Please count how many lines below contain the word "Check" and reply with only that number.

(Beginning of TASK MATERIAL)

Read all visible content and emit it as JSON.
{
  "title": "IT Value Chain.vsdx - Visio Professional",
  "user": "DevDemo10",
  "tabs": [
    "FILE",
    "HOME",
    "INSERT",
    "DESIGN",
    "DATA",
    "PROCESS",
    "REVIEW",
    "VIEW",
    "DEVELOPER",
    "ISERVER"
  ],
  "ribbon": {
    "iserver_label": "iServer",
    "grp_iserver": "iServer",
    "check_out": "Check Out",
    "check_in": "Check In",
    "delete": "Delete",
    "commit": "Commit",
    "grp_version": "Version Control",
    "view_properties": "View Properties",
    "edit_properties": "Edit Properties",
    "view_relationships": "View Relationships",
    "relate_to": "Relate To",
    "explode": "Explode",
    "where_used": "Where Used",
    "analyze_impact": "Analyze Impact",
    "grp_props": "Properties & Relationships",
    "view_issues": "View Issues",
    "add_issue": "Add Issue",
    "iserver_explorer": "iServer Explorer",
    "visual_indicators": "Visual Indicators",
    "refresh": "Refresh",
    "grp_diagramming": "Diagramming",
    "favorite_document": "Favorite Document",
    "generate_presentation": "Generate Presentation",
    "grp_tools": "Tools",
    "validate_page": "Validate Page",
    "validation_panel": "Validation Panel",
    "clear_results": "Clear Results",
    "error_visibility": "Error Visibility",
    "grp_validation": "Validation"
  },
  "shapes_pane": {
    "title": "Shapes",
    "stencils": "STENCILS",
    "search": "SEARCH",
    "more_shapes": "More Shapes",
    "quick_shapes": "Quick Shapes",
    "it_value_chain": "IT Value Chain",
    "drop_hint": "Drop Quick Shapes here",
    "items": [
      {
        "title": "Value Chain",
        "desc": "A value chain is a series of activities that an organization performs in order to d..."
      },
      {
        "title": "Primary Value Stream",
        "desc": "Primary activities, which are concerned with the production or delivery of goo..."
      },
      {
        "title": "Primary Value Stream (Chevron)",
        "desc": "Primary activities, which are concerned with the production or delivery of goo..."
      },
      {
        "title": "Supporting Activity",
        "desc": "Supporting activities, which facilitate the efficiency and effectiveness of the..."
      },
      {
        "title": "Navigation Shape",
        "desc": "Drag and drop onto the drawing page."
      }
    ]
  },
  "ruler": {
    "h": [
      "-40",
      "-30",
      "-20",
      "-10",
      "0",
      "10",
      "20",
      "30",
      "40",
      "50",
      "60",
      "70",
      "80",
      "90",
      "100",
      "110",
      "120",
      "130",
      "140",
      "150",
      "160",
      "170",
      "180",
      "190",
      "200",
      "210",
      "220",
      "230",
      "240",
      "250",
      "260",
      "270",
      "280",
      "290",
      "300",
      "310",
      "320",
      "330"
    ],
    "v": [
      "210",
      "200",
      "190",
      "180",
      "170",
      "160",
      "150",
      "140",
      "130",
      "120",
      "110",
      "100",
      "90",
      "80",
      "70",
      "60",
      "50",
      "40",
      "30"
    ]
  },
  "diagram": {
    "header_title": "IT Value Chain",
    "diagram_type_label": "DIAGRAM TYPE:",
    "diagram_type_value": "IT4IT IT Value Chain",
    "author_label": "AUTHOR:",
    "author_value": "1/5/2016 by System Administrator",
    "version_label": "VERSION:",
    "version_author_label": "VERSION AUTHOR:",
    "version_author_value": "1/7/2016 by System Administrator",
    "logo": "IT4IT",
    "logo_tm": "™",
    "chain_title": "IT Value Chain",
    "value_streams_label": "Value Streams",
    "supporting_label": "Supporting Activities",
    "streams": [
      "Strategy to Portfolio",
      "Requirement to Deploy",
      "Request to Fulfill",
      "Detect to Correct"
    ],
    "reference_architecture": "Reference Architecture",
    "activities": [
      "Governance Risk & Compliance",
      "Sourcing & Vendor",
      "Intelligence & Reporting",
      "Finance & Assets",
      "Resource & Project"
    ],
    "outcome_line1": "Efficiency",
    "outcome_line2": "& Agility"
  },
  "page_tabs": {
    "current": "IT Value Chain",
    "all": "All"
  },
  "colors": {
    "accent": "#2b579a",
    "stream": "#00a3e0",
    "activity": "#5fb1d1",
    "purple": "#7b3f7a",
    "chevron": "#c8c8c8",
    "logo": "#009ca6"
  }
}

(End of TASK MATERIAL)

(REPLY): 2